by Brett Bradshaw
And the Lord said to Samuel, “Obey the voice of the people in all that they say to you, for they have not rejected you, but they have rejected Me from being King over them.”
The Son of Man must suffer many things and be rejected by the elders and chief priests and scribes, and be killed, and on the third day be raised.
Then Pilate said to Him, “So you are a king?” Jesus answered, “You say that I am a king. For this purpose I was born and for this purpose I have come into the world—to bear witness to the truth. Everyone who is of the truth listens to My voice.” Pilate said to Him, “What is truth?”
1 Samuel 8:7, Luke 9:22, John 18:37-38
My daughter stood at the back door of our home staring out the window. I sat at the kitchen table eating breakfast: oatmeal with almond butter, some fresh blueberries, and a fried egg. It was the Thursday before Easter. “Daddy, come look!” she said. “The flowers bloomed.” I got up and walked to her side. Looking out, I saw the pretty yellow petals of an Iris awake in soft morning light. “And just in time for Easter,” I said without thinking. “Maybe the flowers bloomed,” she said, “because they want to be put on the cross.” I knew what she meant. Our church invites children to cover a cross with flowers in the courtyard on Easter morning. Families line up for pictures in front of it. But my mind went further. What if every flower of springtime blooms to bless their Creator and King?
Be that as it may, we live in a time when such a thought rarely, if ever, and perhaps only through the eyes of a child, enters into our minds. Life comes as a rush and tumble, and it doesn’t take someone telling us God isn’t real to live like it. It is simply assumed. Our society has stripped the world of its spiritual substance, setting humanity at the center of things. The crisis of our culture is the consequence of irreverence. When God is rejected, slavery ensues (1 Samuel 8:17).
For the Creator and King of the cosmos is the God of freedom. “I am the Lord your God, who brought you out of the land of Egypt, out of the house of slavery” (Exodus 20:2). Liberation precedes law as grace undergirds reverence. “You shall have no other gods before Me” (Exodus 20:3) is the condition whereby true freedom can be known and enjoyed. Reject God, and human freedom is left up for the taking (1 Samuel 8:10-18).
Is not addiction, loneliness, and consumerism a kind of captivity? Without God, humanity has lost the freedom of a reason for living that cannot be bought or achieved, of truth more weighty with wonder than mere science can measure, of an identity deeper than image, of strength that is both gentle and kind, of hope that can hold great joy and sorrow, of beauty that bathes the beholder in goodness, of love that never fails.
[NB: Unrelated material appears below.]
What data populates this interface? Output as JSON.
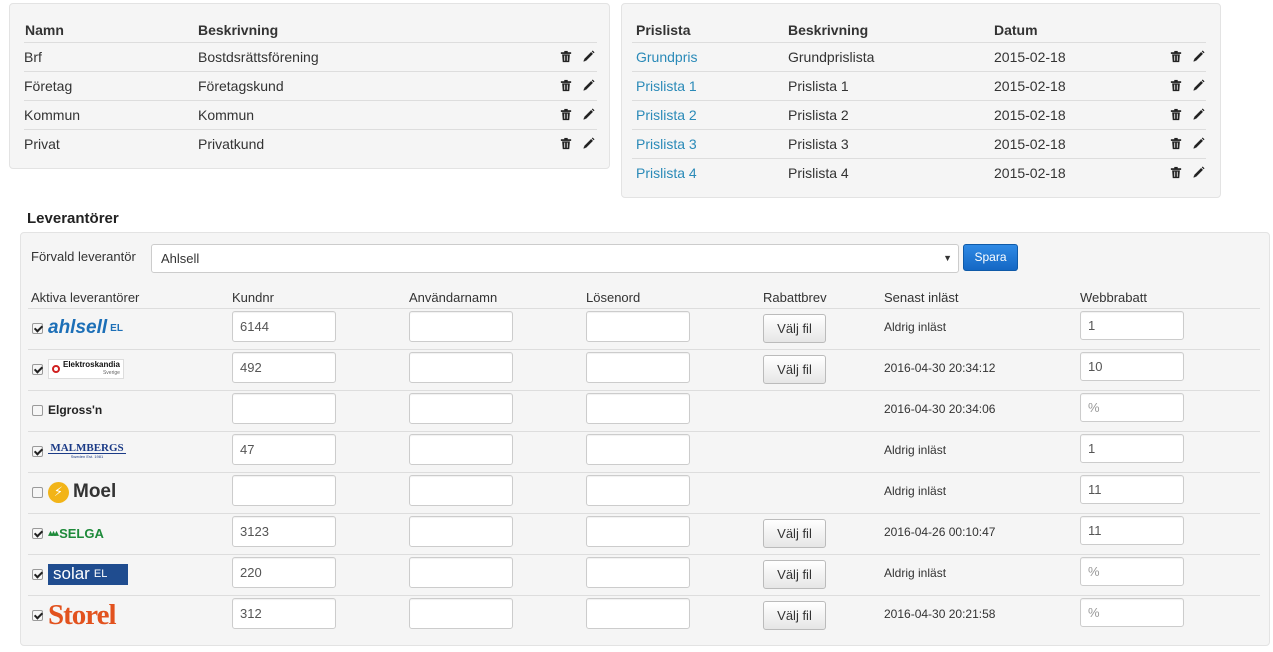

We have rejected God and lost our true freedom.
The grounds for recovery in our own lives and the life of the world begin with reverence. And reverence comes by grace. For the God who created the heavens and earth, who so loved the world, is the God who was rejected, killed, and raised on the third day. Jesus was crowned King on the cross, and maybe the flowers bloom before Easter because they want to adorn Him. Maybe the whole creation is calling for us to praise Christ the King with the freedom of the glory of the children of God (Romans 8:18-21).